All of this will be deemed “legal.” And, if allowed to proceed unhindered, will eventually pass largely out of the hands of human minders. But that’s inherent in its logic. Drones carry on the radical detachment between cause and effect that high-altitude bombers introduced during the Spanish Civil War and World War II. With the horror unseen, one could increasingly accelerate the age-old tactic of dehumanizing the opponent. In the Drone Age, the ultimate dream is to hand this task entirely off to software so that no human fingerprints are even found on the human wreckage it leaves in its path.
But there are still fingerprints — and that may be part of our salvation. My colleague Friar Louie Vitale (one of those arrested but not charged at Beale) has been part of the anti-drones movement for several years. He recently told me about a time he was vigiling at a major drone base as the employees were headed home for the day. While he stood there with a sign, a man on a motorcycle pulled over to chat.

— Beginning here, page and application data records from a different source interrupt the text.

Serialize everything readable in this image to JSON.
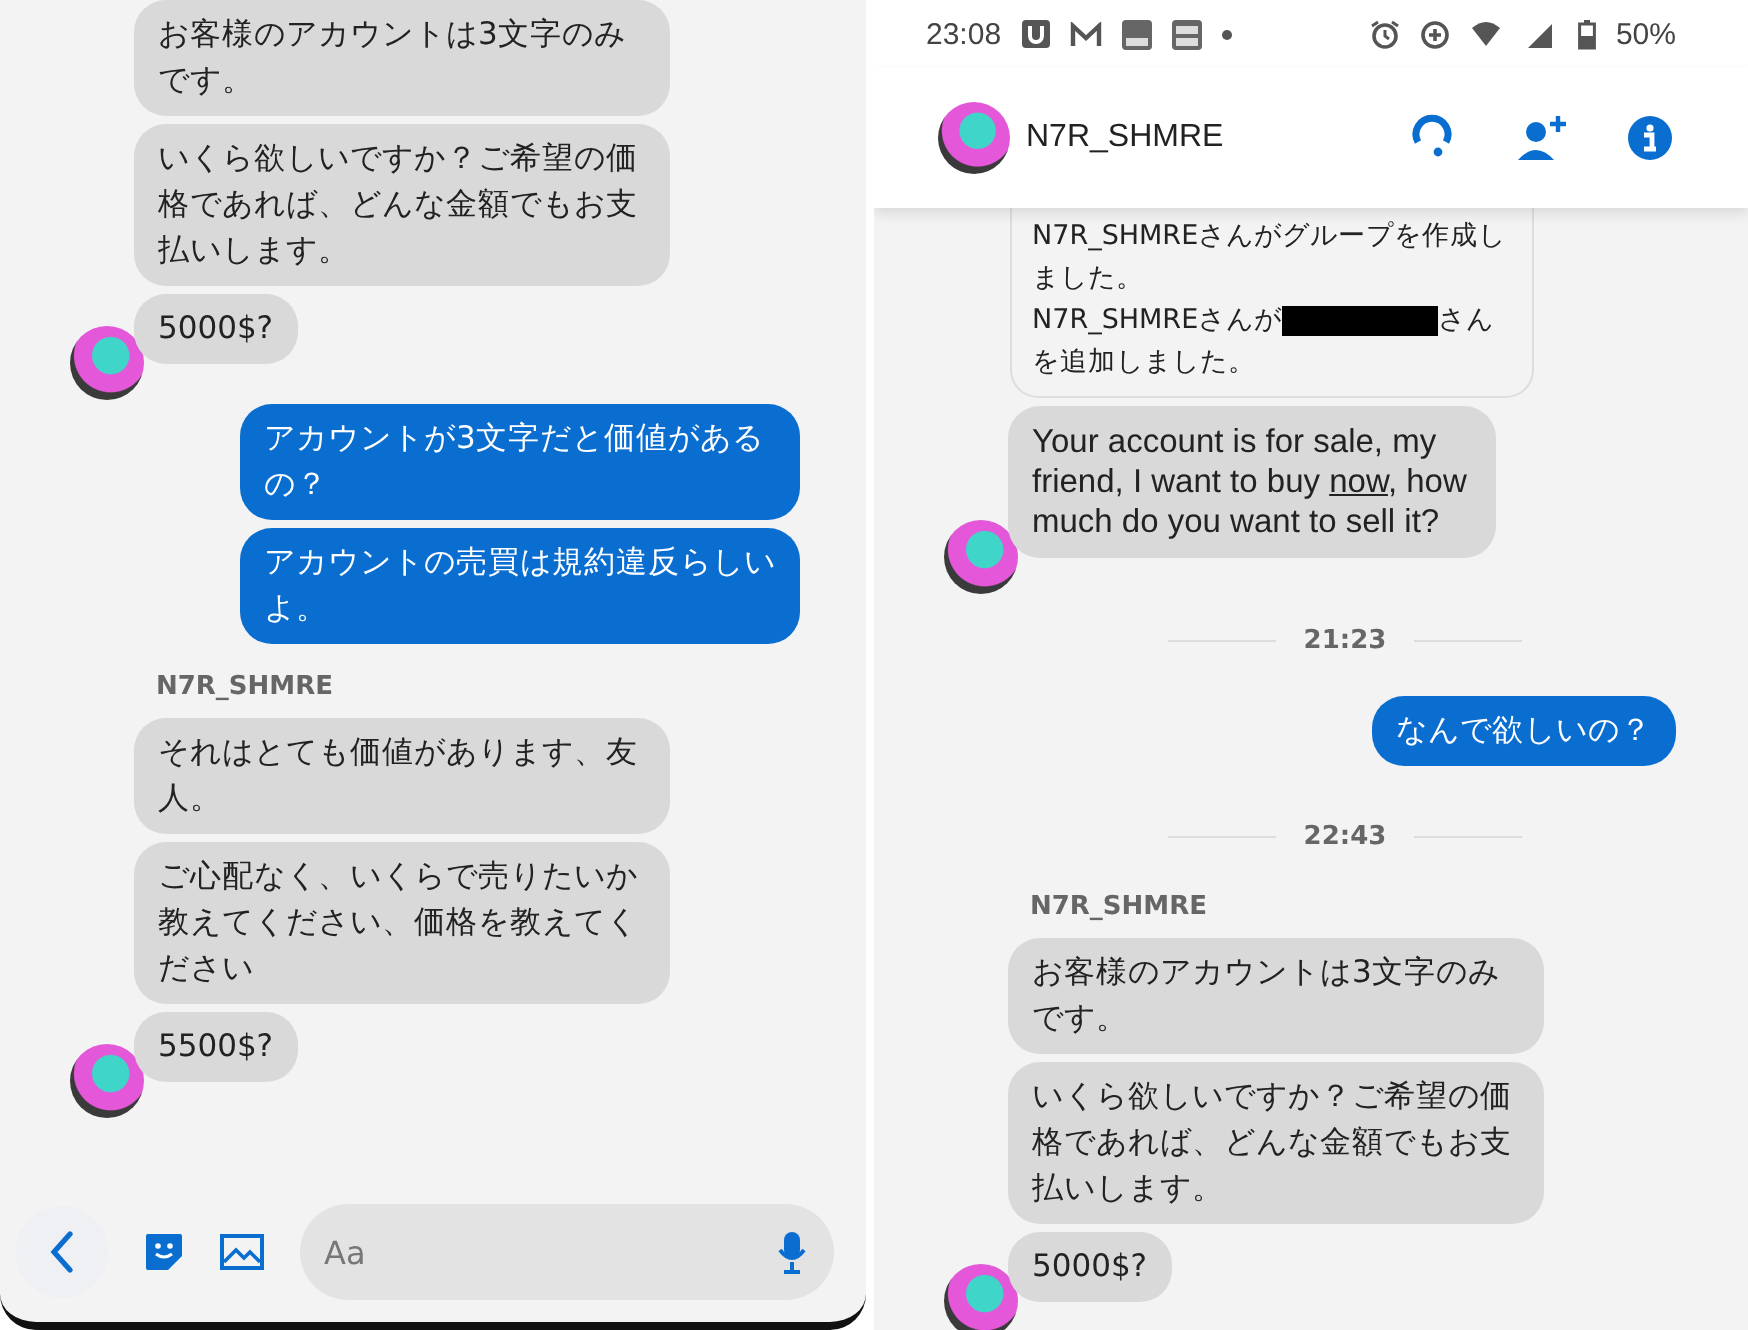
{
  "left_screen": {
    "thread": [
      {
        "kind": "incoming",
        "bubbles": [
          "お客様のアカウントは3文字のみです。",
          "いくら欲しいですか？ご希望の価格であれば、どんな金額でもお支払いします。",
          "5000$?"
        ]
      },
      {
        "kind": "outgoing",
        "bubbles": [
          "アカウントが3文字だと価値があるの？",
          "アカウントの売買は規約違反らしいよ。"
        ]
      },
      {
        "kind": "incoming",
        "sender": "N7R_SHMRE",
        "bubbles": [
          "それはとても価値があります、友人。",
          "ご心配なく、いくらで売りたいか教えてください、価格を教えてください",
          "5500$?"
        ]
      }
    ],
    "composer": {
      "placeholder": "Aa"
    }
  },
  "right_screen": {
    "status_bar": {
      "time": "23:08",
      "battery": "50%"
    },
    "header": {
      "title": "N7R_SHMRE"
    },
    "thread": [
      {
        "kind": "system",
        "line1": "N7R_SHMREさんがグループを作成しました。",
        "line2_before": "N7R_SHMREさんが",
        "line2_after": "さん",
        "line3": "を追加しました。"
      },
      {
        "kind": "incoming",
        "bubbles": [
          {
            "parts": [
              {
                "text": "Your account is for sale, my friend, I want to buy ",
                "link": false
              },
              {
                "text": "now",
                "link": true
              },
              {
                "text": ", how much do you want to sell it?",
                "link": false
              }
            ]
          }
        ]
      },
      {
        "kind": "time",
        "text": "21:23"
      },
      {
        "kind": "outgoing",
        "bubbles": [
          "なんで欲しいの？"
        ]
      },
      {
        "kind": "time",
        "text": "22:43"
      },
      {
        "kind": "incoming",
        "sender": "N7R_SHMRE",
        "bubbles": [
          "お客様のアカウントは3文字のみです。",
          "いくら欲しいですか？ご希望の価格であれば、どんな金額でもお支払いします。",
          "5000$?"
        ]
      }
    ]
  }
}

He said he was a captain who had flown a lot of missions, and now was “flying” drones sitting at a monitor with a joystick. He spoke matter-of-factly about conducting these operations. Nothing unnerved him about what he was doing, he said — except when what he called CIV CAVS (“civilian casualties”) were involved. When that happens, he told Louie, he couldn’t sleep.
Or, as another younger pilot Louie met on another occasion simply said, “I can’t stand what I’m doing!”
Do those who order these attacks sleep at night? For that matter, do we? The drone system is designed to keep our sleep untroubled. But there are some among us who have decided to wake up, like the five going to court in April, and to in turn invite us to do the same.
What if more of us wiped the sleep from our eyes and decided that we will do everything in our power to pull back from the horrific terrain we have let our policy-makers enter? It is time to deepen and broaden this movement for human rights. We could become part of Drones Watch or Code Pink. We could read Medea Benjamin’s book, Drone Warfare: Killing by Remote Control. We could put ending the “disposition matrix” on the agenda of our organizations. We could ask our religious communities to spend some of their moral capital in standing for a more ethical future, including signing onto “A Call from the Faith-Based Community to Stop Drone Killings.” We could take action like the Beale Five — who will face a maximum sentence of six months in jail and a $5,000 fine when they head to trial in April — or like Brian Terrell, who is currently serving a prison sentence for nonviolently resisting drones.
We could also investigate — and begin to resist — our local connections to the drone system. In 1988, as part of the U.S. Central America Peace Movement, the Pledge of Resistance organized the “Military Connections Campaign,” which identified how local military facilities and corporations were supporting this policy. We organized hundreds of coordinated actions with the slogan “Stopping the war starts here.” It may be time to ask, “What’s our local connection to the emerging drone culture?”
There are likely many local connections, which could be the basis of a nationwide campaign to help the nation make a decision for a world free of drones and the dehumanizing culture they portend.